Fifth, not content to undercut both the renewable and efficiency standards, Kasich and the General Assembly made the advanced energy standard completely meaningless even while refusing to enforce it.  They added a new category to advanced technology:  “any new, retrofitted, refueled, or repowered generating facility located in Ohio, including a simple or combined-cycle natural gas generating facility or a generating facility that uses biomass, coal, modular nuclear, or any other fuel as its input.”  Yes, that’s right:  anything a utility does beyond today’s unchanged operations now qualifies.

SB 315 makes other changes as well:  it calls for the Ohio Power Siting Board to accelerate its review process despite the fact that the Board’s current process is recognized nationally and internationally for its timeliness and thoroughness; it provides for a 90 day automatic approval under certain circumstances; and, it “grandfathers” into the waste energy changes two university projects (Kent State and Cincinnati) that have been operational for years and never included RECs in their financial analysis.

The final question must be whether this is part of a strategy to completely dismantle the Strickland Energy, Jobs and Progress portfolio requirements.  Senator Kris Jordan (R-Powell) introduced legislation to do just that.  Grover Norquist and the American Legislative Exchange Council, according to Bloomberg in April, have launched a national campaign to repeal state clean energy standards. One of ALEC’s Ohio champions, Sen. Bill Seitz (R-Cincinnati), has suggested to people that the solar energy carve out is on next year’s target list.

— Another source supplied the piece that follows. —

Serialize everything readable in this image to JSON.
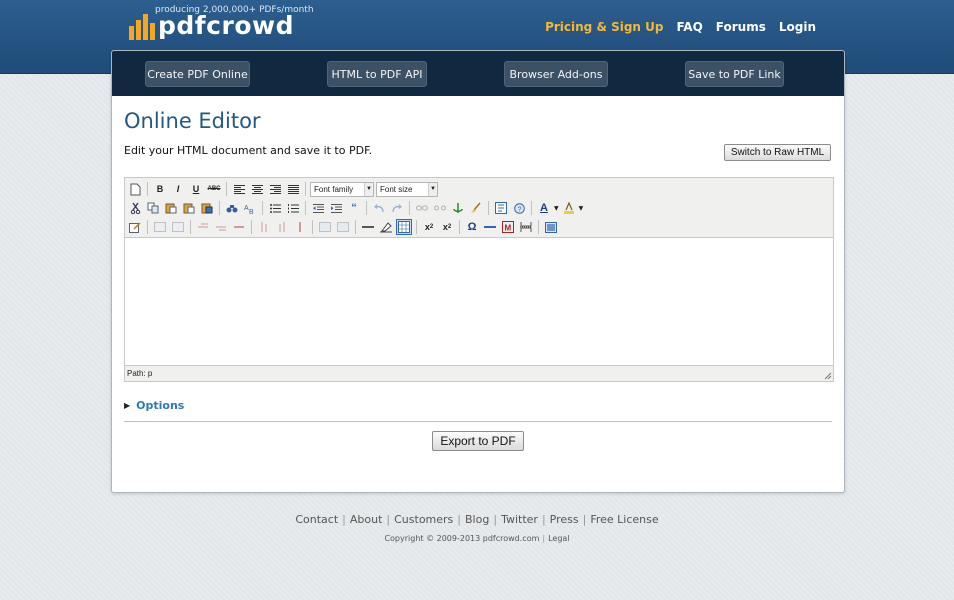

SB 315 successfully pitted renewable energy advocates against industrial energy efficiency advocates against general energy efficiency advocates.  It was a classic divide and conquer maneuver.

Perhaps John Kasich and the Republican General Assembly learned a lesson from the repeal of Senate Bill 5:  do not overreach, do it one step at a time.  All supporters of advanced energy growth in Ohio must remain on guard against these salami tactics.


Mark R. Shanahan is a  principal at New Morning Energy.  He served as Governor Strickland’s Energy Advisor and was Executive Director of the Ohio Air Quality Development Authority.